What you are asked to do → The data below must be repeated exactly. Leave nothing out.

::: Study material :::

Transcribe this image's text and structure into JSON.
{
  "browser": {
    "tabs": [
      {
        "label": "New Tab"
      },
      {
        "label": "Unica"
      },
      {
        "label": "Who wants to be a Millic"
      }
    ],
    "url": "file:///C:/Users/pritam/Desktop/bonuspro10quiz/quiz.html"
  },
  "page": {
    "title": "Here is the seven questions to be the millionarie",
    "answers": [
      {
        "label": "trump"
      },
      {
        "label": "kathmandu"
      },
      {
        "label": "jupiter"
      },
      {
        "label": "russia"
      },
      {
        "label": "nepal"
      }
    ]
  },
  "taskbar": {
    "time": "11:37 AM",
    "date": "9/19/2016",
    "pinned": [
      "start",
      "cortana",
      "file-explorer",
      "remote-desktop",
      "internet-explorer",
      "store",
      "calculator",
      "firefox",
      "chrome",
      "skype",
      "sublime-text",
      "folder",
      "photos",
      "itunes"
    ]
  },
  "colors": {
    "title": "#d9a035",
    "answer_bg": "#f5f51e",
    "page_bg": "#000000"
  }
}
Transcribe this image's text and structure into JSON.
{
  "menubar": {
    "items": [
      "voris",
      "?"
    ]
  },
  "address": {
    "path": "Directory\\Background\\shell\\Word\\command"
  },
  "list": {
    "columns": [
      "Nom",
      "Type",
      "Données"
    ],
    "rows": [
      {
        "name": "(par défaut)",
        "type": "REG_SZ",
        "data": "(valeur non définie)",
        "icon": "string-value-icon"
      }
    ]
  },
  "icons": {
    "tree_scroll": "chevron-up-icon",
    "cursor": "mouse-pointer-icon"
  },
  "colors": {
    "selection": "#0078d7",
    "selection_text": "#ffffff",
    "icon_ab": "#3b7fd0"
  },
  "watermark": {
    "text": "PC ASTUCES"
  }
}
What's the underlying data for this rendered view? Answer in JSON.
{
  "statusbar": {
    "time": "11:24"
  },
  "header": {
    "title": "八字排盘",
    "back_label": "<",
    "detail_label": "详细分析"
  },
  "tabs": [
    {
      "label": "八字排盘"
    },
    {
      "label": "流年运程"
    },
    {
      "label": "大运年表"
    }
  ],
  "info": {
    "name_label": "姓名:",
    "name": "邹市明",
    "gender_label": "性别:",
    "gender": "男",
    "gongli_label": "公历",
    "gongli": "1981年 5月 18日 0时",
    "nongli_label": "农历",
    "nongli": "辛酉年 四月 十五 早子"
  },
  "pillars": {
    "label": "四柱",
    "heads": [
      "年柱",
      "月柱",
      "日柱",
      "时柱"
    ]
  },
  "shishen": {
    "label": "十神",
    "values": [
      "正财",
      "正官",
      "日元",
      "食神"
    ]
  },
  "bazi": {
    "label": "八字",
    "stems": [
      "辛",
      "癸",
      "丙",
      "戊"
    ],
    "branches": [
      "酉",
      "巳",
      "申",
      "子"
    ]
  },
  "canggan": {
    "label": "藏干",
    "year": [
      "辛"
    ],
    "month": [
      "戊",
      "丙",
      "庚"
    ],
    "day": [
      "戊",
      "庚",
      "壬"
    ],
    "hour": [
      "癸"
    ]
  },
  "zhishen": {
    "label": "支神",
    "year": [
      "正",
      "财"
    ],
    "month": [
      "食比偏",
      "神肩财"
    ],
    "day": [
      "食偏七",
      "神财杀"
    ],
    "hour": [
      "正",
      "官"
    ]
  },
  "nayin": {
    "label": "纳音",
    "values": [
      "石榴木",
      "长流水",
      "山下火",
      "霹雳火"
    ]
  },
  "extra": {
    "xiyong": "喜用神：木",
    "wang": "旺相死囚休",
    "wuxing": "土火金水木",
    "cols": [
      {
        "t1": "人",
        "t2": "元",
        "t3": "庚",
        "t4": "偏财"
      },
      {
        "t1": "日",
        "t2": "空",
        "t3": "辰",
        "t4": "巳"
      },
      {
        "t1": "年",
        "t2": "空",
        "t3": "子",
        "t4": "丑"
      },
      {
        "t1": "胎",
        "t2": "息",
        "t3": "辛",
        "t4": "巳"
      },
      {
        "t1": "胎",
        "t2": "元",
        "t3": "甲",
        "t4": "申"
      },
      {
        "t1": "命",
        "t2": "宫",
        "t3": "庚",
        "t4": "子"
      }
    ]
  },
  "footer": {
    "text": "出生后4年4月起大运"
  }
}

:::

Solution to the problem →
Transcribe this image's text and structure into JSON.
{
  "browser": {
    "tabs": [
      {
        "label": "New Tab"
      },
      {
        "label": "Unica"
      },
      {
        "label": "Who wants to be a Millic"
      }
    ],
    "url": "file:///C:/Users/pritam/Desktop/bonuspro10quiz/quiz.html"
  },
  "page": {
    "title": "Here is the seven questions to be the millionarie",
    "answers": [
      {
        "label": "trump"
      },
      {
        "label": "kathmandu"
      },
      {
        "label": "jupiter"
      },
      {
        "label": "russia"
      },
      {
        "label": "nepal"
      }
    ]
  },
  "taskbar": {
    "time": "11:37 AM",
    "date": "9/19/2016",
    "pinned": [
      "start",
      "cortana",
      "file-explorer",
      "remote-desktop",
      "internet-explorer",
      "store",
      "calculator",
      "firefox",
      "chrome",
      "skype",
      "sublime-text",
      "folder",
      "photos",
      "itunes"
    ]
  },
  "colors": {
    "title": "#d9a035",
    "answer_bg": "#f5f51e",
    "page_bg": "#000000"
  }
}
Transcribe this image's text and structure into JSON.
{
  "menubar": {
    "items": [
      "voris",
      "?"
    ]
  },
  "address": {
    "path": "Directory\\Background\\shell\\Word\\command"
  },
  "list": {
    "columns": [
      "Nom",
      "Type",
      "Données"
    ],
    "rows": [
      {
        "name": "(par défaut)",
        "type": "REG_SZ",
        "data": "(valeur non définie)",
        "icon": "string-value-icon"
      }
    ]
  },
  "icons": {
    "tree_scroll": "chevron-up-icon",
    "cursor": "mouse-pointer-icon"
  },
  "colors": {
    "selection": "#0078d7",
    "selection_text": "#ffffff",
    "icon_ab": "#3b7fd0"
  },
  "watermark": {
    "text": "PC ASTUCES"
  }
}
What's the underlying data for this rendered view? Answer in JSON.
{
  "statusbar": {
    "time": "11:24"
  },
  "header": {
    "title": "八字排盘",
    "back_label": "<",
    "detail_label": "详细分析"
  },
  "tabs": [
    {
      "label": "八字排盘"
    },
    {
      "label": "流年运程"
    },
    {
      "label": "大运年表"
    }
  ],
  "info": {
    "name_label": "姓名:",
    "name": "邹市明",
    "gender_label": "性别:",
    "gender": "男",
    "gongli_label": "公历",
    "gongli": "1981年 5月 18日 0时",
    "nongli_label": "农历",
    "nongli": "辛酉年 四月 十五 早子"
  },
  "pillars": {
    "label": "四柱",
    "heads": [
      "年柱",
      "月柱",
      "日柱",
      "时柱"
    ]
  },
  "shishen": {
    "label": "十神",
    "values": [
      "正财",
      "正官",
      "日元",
      "食神"
    ]
  },
  "bazi": {
    "label": "八字",
    "stems": [
      "辛",
      "癸",
      "丙",
      "戊"
    ],
    "branches": [
      "酉",
      "巳",
      "申",
      "子"
    ]
  },
  "canggan": {
    "label": "藏干",
    "year": [
      "辛"
    ],
    "month": [
      "戊",
      "丙",
      "庚"
    ],
    "day": [
      "戊",
      "庚",
      "壬"
    ],
    "hour": [
      "癸"
    ]
  },
  "zhishen": {
    "label": "支神",
    "year": [
      "正",
      "财"
    ],
    "month": [
      "食比偏",
      "神肩财"
    ],
    "day": [
      "食偏七",
      "神财杀"
    ],
    "hour": [
      "正",
      "官"
    ]
  },
  "nayin": {
    "label": "纳音",
    "values": [
      "石榴木",
      "长流水",
      "山下火",
      "霹雳火"
    ]
  },
  "extra": {
    "xiyong": "喜用神：木",
    "wang": "旺相死囚休",
    "wuxing": "土火金水木",
    "cols": [
      {
        "t1": "人",
        "t2": "元",
        "t3": "庚",
        "t4": "偏财"
      },
      {
        "t1": "日",
        "t2": "空",
        "t3": "辰",
        "t4": "巳"
      },
      {
        "t1": "年",
        "t2": "空",
        "t3": "子",
        "t4": "丑"
      },
      {
        "t1": "胎",
        "t2": "息",
        "t3": "辛",
        "t4": "巳"
      },
      {
        "t1": "胎",
        "t2": "元",
        "t3": "甲",
        "t4": "申"
      },
      {
        "t1": "命",
        "t2": "宫",
        "t3": "庚",
        "t4": "子"
      }
    ]
  },
  "footer": {
    "text": "出生后4年4月起大运"
  }
}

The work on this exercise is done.